**Exercise:** Each line that contains the word "handle" is to be copied from the records below.

(Entries from a dataset of interfaces)
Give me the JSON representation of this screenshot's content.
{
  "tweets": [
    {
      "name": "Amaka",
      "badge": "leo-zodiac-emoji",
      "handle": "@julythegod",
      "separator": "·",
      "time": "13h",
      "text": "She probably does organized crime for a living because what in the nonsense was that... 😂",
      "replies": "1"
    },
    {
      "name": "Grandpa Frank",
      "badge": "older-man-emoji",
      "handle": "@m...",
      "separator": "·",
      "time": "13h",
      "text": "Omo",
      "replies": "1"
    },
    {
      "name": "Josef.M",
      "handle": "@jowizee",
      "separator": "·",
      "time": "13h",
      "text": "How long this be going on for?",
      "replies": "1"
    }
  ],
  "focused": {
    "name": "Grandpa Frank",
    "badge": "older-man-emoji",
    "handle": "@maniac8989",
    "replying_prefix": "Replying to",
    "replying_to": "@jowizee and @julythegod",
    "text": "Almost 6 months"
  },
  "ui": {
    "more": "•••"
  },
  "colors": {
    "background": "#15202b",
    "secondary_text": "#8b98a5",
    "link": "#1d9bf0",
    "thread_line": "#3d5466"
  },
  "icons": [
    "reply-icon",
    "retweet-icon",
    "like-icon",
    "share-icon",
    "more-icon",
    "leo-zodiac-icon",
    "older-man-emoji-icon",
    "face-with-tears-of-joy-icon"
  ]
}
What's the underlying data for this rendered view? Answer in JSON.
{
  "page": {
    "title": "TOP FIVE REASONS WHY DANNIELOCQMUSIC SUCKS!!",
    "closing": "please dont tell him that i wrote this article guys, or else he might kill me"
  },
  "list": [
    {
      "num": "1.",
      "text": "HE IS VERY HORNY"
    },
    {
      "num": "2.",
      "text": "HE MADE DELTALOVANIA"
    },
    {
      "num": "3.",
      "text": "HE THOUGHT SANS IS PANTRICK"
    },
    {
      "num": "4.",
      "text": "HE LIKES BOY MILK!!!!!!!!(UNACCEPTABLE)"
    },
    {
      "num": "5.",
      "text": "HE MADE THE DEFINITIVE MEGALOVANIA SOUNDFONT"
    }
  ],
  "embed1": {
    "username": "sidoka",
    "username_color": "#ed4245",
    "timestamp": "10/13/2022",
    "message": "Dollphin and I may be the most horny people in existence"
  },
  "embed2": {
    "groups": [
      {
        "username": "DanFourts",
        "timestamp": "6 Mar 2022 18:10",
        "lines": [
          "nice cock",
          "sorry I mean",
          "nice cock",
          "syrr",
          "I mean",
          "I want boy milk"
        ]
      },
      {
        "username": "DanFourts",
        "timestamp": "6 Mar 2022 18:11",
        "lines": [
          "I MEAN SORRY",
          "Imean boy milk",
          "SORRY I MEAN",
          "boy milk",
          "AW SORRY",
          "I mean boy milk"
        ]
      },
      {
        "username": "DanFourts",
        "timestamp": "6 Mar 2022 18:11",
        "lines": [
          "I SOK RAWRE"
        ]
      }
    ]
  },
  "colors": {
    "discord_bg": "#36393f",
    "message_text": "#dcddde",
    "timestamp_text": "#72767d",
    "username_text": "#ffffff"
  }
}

**Task response:**
      "handle": "@julythegod",
      "handle": "@m...",
      "handle": "@jowizee",
    "handle": "@maniac8989",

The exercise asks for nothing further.